[Data records for software interfaces]
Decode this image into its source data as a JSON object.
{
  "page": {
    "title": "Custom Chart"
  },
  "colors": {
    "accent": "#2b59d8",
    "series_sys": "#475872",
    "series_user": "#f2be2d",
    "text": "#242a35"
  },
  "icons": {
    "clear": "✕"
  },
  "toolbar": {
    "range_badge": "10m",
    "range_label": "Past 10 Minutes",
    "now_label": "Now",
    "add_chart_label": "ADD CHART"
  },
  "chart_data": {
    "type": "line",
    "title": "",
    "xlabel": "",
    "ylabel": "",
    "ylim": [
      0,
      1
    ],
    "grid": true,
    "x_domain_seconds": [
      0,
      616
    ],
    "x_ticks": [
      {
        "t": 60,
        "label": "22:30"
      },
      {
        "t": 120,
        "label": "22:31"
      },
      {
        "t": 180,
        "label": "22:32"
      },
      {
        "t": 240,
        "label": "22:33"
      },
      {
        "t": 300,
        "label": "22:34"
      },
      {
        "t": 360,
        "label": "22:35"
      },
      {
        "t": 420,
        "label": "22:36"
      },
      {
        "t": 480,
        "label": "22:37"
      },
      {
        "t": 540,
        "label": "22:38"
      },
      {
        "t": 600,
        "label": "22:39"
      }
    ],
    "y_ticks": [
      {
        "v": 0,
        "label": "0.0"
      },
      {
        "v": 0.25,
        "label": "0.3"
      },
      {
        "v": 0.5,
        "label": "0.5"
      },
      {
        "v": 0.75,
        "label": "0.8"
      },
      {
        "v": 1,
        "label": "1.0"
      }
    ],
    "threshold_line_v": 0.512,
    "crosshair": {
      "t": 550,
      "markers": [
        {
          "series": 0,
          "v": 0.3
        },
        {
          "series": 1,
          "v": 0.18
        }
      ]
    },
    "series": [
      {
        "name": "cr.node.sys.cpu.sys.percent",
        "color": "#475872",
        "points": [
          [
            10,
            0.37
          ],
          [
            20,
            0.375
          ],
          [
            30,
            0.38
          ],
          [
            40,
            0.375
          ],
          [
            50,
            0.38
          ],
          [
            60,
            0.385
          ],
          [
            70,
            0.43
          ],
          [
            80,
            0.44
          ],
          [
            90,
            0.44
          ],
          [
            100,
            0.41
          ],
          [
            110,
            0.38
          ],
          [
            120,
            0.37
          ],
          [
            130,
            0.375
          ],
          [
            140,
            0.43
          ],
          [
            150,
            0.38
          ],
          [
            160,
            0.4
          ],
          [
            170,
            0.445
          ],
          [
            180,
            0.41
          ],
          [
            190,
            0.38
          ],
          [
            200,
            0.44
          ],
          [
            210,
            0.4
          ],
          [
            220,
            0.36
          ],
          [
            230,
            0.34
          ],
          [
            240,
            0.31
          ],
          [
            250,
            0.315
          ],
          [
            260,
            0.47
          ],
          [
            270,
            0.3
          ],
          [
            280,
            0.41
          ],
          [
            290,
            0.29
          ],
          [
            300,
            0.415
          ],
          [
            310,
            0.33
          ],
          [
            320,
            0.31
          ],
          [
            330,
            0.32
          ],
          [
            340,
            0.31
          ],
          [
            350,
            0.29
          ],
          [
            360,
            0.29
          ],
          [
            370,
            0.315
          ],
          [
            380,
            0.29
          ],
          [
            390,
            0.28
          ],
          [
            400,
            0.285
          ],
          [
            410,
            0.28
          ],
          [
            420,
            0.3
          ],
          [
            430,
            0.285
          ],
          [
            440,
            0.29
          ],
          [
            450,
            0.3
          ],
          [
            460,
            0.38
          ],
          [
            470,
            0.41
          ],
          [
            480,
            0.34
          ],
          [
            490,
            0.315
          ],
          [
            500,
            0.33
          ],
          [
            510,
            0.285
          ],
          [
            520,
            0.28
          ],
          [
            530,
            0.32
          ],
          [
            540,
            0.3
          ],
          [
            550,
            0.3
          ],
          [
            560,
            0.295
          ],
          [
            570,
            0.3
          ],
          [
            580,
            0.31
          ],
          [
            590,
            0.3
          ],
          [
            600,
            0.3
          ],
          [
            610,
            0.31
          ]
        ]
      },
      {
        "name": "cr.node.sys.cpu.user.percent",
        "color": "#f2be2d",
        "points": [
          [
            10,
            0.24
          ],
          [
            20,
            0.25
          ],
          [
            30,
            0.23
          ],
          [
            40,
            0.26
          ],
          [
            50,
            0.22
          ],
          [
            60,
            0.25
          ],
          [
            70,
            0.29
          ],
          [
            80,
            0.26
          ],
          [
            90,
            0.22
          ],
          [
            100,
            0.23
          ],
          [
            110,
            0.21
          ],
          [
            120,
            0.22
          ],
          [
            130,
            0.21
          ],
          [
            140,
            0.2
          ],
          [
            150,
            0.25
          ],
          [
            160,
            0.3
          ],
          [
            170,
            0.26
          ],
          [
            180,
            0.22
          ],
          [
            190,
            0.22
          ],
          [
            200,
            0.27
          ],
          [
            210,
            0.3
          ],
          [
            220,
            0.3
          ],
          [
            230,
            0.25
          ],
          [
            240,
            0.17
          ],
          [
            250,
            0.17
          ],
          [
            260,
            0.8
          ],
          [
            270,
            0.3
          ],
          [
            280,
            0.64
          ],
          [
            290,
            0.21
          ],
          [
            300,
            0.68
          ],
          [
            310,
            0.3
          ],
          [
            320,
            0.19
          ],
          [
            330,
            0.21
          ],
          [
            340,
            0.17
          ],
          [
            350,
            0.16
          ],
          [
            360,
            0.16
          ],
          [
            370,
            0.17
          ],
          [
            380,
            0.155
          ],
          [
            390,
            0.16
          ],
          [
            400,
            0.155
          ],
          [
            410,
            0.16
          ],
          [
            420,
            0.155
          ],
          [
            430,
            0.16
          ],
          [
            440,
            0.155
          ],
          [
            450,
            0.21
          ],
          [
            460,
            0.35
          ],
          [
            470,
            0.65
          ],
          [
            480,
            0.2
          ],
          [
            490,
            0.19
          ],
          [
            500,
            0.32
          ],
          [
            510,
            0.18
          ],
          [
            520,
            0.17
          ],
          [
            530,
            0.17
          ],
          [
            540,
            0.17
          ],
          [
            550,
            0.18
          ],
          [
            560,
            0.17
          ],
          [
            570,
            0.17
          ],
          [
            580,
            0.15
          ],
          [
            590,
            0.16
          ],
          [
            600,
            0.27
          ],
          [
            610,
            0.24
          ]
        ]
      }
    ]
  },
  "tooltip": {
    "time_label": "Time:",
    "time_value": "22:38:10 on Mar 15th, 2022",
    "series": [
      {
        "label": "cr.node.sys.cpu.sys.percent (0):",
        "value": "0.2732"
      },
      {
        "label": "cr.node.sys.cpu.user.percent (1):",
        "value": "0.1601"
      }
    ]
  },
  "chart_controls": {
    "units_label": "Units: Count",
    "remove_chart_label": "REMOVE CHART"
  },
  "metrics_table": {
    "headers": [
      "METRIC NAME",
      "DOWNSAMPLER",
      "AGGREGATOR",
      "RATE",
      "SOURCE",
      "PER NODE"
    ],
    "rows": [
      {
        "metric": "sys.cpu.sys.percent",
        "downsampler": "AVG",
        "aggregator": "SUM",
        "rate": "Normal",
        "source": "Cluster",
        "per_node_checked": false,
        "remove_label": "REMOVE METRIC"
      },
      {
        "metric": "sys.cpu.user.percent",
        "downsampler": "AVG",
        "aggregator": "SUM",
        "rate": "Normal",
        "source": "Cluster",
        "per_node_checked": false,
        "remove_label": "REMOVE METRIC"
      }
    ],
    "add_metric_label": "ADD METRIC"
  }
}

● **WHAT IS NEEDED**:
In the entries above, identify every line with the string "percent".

● **RESULT**:
        "name": "cr.node.sys.cpu.sys.percent",
        "name": "cr.node.sys.cpu.user.percent",
        "label": "cr.node.sys.cpu.sys.percent (0):",
        "label": "cr.node.sys.cpu.user.percent (1):",
        "metric": "sys.cpu.sys.percent",
        "metric": "sys.cpu.user.percent",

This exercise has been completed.